Join Taylor Hokanson for an in-depth discussion in this video Pocketing for the control cavities, part of Creating a Guitar Body with RhinoCAM.
- View Offline
- A pocket toolpath is slightly more complicated then a drilling toolpath. Both drilling and pocket operations are known as two axis and that the CNC does not move an X and a Y during C travel. Unlike drilling, however, a pocket pass also cuts an X and a Y during predetermined stops along the travel of the Z axis. So, pocketing is gonna make up quite a bit of the interior cuts that we perform right here although each of these different areas will, we're gonna treat slightly differently. So, I'll show you how. Let's start over here on the neck.
And just like when I make any new machining operation I wanna new map set and I can title this as you might imagine Pocketing and then within Pocketing I'll make a two axis and pocketing pass and then I'll get this somewhat familiar parameters window. So, first off we select the drive and containment regions. When making a pocket, it's often convenient to actually just select a curve within which the pocketing will take place and these curves can be found on the layer top pockets, enter when done.
For the tool, I'm gonna pick a half inch flat mill because we want the bottom of our pockets to wind up flat. We'll leave feeds and speeds, and clearance plane alone, and cut parameters is the first place where we'll make some significant edits. So, by default, under Global Parameters, right now the machine is set to leave a little bit of stock behind but we want these pockets to be the exact right size after only one operation so I'll tell it to leave 0 stock. We also have an opportunity to pick our stepover distance which is basically the resolution of the cut.
So, if I make the stepover distance larger, the cut'll go faster but sometimes I'll get a bit of a grungier detail on the bottom. So, I'll leave that at 25%. Now, in terms of cut levels, we need to take a look at where our bounding area geometry is in relationship to the model. So we can see here that it's actually at the bottom of this cut as opposed to this curve which is at the top of this cut.
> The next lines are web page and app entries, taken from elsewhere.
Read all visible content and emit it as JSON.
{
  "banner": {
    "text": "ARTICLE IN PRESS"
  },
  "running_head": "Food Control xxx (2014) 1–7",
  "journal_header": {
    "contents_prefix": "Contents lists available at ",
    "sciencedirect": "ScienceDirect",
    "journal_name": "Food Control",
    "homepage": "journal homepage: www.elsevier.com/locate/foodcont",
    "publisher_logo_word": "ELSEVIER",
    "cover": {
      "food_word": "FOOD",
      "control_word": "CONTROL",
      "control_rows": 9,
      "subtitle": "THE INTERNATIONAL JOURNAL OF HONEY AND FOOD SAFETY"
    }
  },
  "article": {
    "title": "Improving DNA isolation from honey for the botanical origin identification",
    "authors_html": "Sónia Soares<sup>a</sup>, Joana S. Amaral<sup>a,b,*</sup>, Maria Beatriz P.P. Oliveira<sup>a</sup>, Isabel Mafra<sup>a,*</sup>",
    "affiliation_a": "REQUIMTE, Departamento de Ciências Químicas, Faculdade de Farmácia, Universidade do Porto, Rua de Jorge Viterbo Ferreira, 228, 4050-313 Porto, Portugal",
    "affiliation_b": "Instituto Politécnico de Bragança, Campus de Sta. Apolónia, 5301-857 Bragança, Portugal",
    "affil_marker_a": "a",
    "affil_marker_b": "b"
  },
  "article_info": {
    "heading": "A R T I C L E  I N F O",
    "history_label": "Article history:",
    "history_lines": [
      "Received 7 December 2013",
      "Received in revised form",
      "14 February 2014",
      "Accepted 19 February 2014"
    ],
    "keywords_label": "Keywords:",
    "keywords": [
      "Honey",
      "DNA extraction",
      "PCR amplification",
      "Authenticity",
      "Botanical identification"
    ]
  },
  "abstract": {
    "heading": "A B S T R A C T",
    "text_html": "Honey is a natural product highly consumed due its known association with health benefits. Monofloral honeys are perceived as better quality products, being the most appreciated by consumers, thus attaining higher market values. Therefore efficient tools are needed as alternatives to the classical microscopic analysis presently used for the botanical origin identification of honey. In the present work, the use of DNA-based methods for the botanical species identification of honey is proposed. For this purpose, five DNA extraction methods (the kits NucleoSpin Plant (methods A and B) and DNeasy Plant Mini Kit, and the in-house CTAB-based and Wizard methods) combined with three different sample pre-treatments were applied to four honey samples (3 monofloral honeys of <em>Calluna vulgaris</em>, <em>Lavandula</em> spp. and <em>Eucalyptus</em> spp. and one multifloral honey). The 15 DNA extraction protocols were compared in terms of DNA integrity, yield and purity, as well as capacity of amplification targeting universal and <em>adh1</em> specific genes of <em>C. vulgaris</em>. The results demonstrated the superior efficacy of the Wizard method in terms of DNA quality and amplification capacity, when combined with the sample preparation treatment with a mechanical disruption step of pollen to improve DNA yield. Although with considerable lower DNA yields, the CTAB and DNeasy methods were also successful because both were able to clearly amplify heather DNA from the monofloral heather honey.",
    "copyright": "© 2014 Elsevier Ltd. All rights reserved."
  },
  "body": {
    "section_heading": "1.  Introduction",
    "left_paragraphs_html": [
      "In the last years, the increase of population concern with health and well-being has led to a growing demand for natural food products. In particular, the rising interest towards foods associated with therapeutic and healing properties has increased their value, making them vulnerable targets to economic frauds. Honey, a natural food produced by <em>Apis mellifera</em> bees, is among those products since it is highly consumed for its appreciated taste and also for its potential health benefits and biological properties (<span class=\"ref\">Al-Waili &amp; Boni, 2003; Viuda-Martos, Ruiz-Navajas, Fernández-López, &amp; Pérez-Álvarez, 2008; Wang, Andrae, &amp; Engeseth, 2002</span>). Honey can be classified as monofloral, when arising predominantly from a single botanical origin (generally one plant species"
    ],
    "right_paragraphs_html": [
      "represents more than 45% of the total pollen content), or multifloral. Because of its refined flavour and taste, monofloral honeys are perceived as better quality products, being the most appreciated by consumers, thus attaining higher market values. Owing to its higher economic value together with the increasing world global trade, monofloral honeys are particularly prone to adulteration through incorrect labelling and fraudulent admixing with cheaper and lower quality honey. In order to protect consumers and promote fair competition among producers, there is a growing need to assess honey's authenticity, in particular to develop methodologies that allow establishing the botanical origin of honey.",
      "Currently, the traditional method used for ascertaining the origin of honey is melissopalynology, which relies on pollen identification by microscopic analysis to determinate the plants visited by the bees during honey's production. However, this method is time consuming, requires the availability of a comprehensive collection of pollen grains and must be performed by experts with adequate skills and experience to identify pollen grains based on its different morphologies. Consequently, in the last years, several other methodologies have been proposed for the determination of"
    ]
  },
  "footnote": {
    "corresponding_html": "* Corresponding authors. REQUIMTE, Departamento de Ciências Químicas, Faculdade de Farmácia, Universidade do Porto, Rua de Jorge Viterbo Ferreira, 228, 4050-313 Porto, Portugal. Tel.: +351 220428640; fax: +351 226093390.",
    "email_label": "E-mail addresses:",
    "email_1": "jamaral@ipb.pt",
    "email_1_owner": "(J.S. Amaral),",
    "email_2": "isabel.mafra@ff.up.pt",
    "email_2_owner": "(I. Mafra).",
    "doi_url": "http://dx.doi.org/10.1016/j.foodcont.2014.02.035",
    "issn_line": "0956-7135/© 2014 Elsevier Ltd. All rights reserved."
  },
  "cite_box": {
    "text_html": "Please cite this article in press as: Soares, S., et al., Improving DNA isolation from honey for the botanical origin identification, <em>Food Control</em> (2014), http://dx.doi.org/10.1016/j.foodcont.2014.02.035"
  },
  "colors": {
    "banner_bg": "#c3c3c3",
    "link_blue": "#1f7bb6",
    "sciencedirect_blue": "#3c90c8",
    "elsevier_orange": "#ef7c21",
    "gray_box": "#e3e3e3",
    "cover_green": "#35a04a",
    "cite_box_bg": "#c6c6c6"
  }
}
So, we'll set that up at the bottom and then we also need to measure our total cut depth. So, I'll do that with this tool.
Snapping to these two knots and that's revealed to be .625. Now, when it comes to the rough depth of cut automatically that's been filled in by the overall rough depth and this means that the machine would try to make this cut happen in one pass which probably isn't a good idea. So, the harder your material is the less material you can take on with each subsequent pass. A good rule of thumb is to start with a depth pass set at about half the overall thickness of the bit. So, we have a half inch bit.
So, I'll make this a .25 inch depth of cut. We're gonna skip entry and exit, advance cut parameters, and sorting. So, let's go ahead and generate that. And here we've got a tool path that routes out that neck. Okay, the next ones we can do a little bit faster. So, there's our neck and I'm gonna copy and paste. So, for this one, we want our drive and containment regions to be this area here. This is where the pickups will go. Under cut parameters, we have 0 stock, 25% stepover, great.
For overall cut depth, I believe this is slightly different. So, I'll measure that and sure enough it's .812. We're gonna leave the rough depth of cut the same but also keep in mind that geometry is at the top and not the bottom of this particular cut. Go ahead and generate that and those are looking pretty good. It's a little hard to tell but right now this cut is giving out at this ledge so we actually need to route this lower area as a separate pass. So, I'll call this Pickups.
This can be Pickups 2. So, for Pickups 2 now we have this as our drive and containment region. For cut levels, I wanna double check on the total cut depth which is again slightly different. Rough depth of cut, everything else looks good. I'll generate that. Okay. Second to last, I'll have this spot where the jack connects. Remove my drive regions, select this fellow, measure the cut levels, and generate, and then finally we have this spot here where the strings travel through to the anchor on the back of the guitar.
Now, we're actually gonna cut this hole from two different sides and so each of those will have to be slightly different. If I take a close look at the model too you can see that I've got a little bit of a rim here on the inside. So, to get this one done I'll make one more copy. And call it Strings. And select that drive and containment region. Now, this time when we assess our cut levels I'll take this initial measurement which is .391 and so forth.
So, maybe I'll just select this and make it .45. So, we'll make that a little deeper and when we come back and cut this thing from the bottom on the flip side, that'll get resolved. As you can see, all pockets are not made equal. Even though all the guitar elements we just tool pathed required the same machining operation. They all required it in a slightly different fashion.
- Setting up and editing the model
- Adding bridges for flip milling
- A variety of two-axis and three-axis machining operations
- Simulating and troubleshooting multiple toolpaths